*** Exercise material ***

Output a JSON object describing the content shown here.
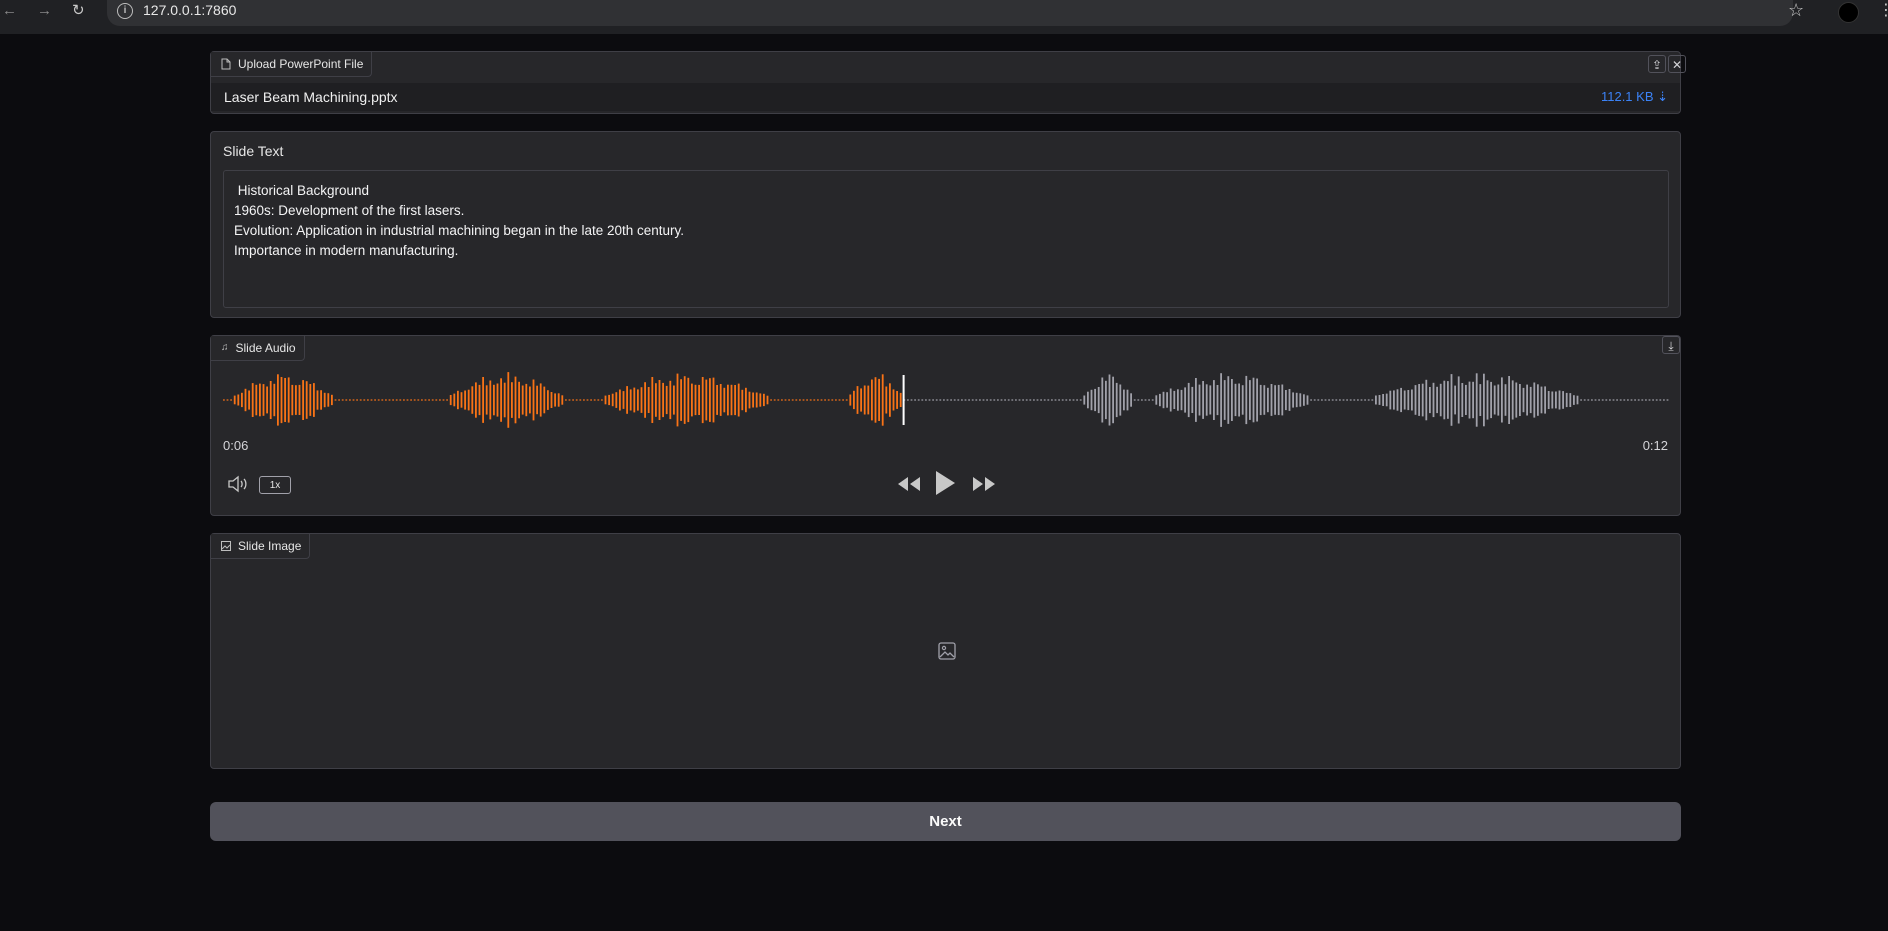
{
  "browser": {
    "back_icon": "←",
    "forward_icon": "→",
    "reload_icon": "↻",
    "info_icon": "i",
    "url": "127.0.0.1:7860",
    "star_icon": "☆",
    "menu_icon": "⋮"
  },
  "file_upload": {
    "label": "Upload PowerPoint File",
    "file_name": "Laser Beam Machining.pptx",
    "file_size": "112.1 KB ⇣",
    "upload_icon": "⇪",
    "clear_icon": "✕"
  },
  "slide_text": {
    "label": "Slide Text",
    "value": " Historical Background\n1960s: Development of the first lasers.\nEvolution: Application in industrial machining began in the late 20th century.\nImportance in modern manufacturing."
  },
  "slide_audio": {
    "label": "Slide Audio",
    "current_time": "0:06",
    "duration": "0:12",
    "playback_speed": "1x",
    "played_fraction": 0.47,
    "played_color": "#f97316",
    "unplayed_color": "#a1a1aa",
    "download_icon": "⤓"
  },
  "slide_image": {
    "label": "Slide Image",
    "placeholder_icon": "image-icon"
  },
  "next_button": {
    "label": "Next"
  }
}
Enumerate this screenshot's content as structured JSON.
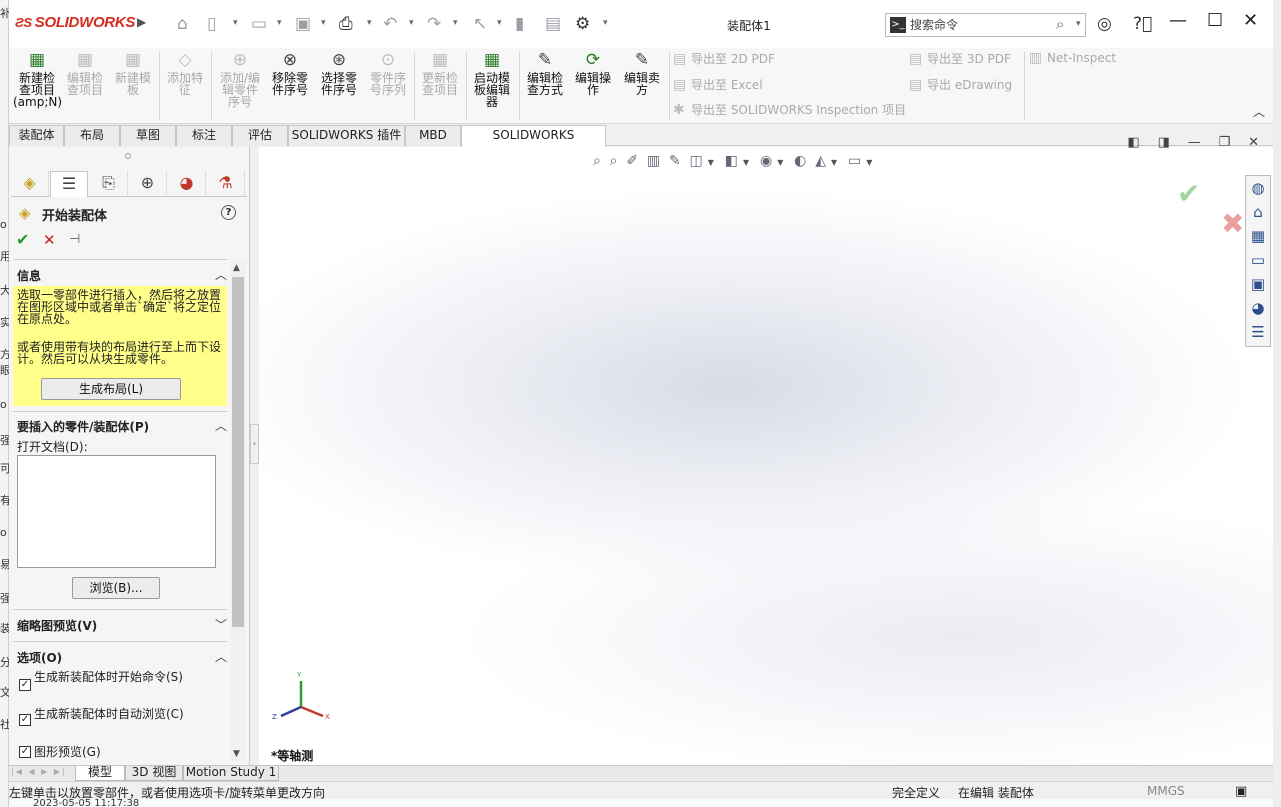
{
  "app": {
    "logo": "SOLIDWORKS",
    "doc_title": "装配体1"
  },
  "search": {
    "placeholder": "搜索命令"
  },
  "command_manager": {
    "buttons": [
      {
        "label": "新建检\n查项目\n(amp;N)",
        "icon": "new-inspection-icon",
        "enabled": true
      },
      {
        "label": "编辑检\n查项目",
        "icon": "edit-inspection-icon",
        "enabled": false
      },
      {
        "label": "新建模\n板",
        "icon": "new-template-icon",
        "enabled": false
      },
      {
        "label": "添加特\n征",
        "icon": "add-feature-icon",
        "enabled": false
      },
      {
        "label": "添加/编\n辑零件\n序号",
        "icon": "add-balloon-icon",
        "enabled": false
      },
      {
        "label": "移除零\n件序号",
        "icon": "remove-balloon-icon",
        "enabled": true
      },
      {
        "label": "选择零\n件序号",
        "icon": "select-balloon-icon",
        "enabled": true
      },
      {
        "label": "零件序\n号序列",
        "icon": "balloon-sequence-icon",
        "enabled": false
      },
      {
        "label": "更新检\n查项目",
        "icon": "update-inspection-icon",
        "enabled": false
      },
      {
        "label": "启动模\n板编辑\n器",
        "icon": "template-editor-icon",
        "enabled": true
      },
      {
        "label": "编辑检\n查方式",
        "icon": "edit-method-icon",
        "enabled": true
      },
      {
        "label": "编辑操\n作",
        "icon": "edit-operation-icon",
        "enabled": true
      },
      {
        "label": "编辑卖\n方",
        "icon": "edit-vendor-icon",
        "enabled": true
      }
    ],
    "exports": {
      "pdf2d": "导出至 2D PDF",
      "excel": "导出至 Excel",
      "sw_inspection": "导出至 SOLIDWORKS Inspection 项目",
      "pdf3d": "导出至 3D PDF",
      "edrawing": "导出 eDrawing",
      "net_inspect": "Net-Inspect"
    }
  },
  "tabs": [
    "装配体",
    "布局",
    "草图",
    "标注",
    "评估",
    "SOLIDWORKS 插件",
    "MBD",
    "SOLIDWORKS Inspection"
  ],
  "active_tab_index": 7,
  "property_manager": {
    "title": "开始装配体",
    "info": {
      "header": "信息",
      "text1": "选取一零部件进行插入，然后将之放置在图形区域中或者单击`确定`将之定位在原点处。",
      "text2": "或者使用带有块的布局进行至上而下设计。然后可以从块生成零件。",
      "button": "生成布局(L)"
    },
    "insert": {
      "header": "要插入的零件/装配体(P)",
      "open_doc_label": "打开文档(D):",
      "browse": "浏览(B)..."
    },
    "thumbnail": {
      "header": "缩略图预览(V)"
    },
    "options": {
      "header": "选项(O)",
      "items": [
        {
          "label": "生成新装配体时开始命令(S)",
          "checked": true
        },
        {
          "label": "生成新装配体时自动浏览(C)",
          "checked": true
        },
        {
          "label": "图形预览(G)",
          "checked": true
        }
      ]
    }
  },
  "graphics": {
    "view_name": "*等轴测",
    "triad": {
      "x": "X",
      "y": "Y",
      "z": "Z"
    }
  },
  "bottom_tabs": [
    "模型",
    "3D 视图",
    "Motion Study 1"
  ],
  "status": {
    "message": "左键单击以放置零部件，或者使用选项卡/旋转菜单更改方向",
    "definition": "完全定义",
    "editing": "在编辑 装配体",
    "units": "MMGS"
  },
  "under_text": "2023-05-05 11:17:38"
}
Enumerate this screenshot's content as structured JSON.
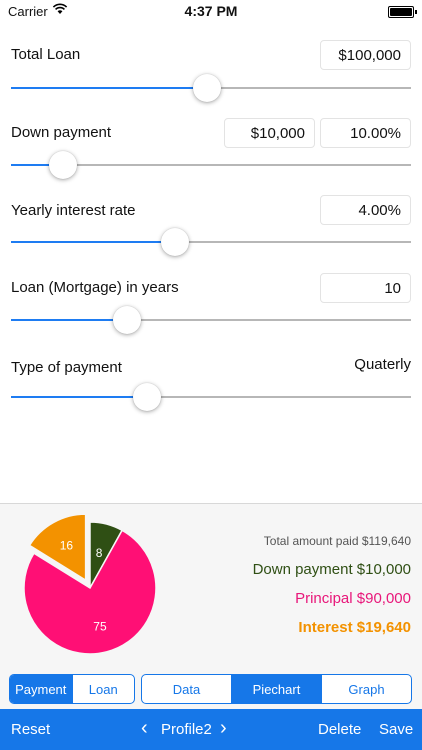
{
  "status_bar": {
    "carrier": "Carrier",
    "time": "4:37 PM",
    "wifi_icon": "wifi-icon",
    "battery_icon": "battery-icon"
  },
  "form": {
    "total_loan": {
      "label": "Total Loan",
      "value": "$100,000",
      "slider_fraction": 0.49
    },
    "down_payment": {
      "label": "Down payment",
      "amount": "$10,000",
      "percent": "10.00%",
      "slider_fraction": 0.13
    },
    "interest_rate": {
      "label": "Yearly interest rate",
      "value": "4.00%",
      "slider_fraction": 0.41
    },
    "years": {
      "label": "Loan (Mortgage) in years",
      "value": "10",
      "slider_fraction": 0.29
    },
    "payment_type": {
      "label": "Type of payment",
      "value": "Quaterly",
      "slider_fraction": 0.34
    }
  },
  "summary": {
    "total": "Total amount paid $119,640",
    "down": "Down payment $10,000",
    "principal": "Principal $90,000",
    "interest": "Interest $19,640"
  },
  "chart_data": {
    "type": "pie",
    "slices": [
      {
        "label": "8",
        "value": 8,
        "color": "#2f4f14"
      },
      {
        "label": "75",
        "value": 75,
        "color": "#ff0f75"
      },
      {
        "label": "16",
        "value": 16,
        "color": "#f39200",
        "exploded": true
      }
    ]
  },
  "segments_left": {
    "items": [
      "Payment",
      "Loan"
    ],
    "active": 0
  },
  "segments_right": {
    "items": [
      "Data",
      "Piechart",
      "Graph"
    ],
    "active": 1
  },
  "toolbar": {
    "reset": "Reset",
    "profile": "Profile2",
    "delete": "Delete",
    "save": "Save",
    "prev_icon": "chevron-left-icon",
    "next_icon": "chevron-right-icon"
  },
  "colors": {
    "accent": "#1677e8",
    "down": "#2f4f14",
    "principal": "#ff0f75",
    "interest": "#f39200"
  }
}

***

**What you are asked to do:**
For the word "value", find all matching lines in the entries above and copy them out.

**Answer to this problem:**
    "value": " Historical Background\n1960s: Development of the first lasers.\nEvolution: Application in industrial machining began in the late 20th century.\nImportance in modern manufacturing."
      "value": "$100,000",
      "value": "4.00%",
      "value": "10",
      "value": "Quaterly",
        "value": 8,
        "value": 75,
        "value": 16,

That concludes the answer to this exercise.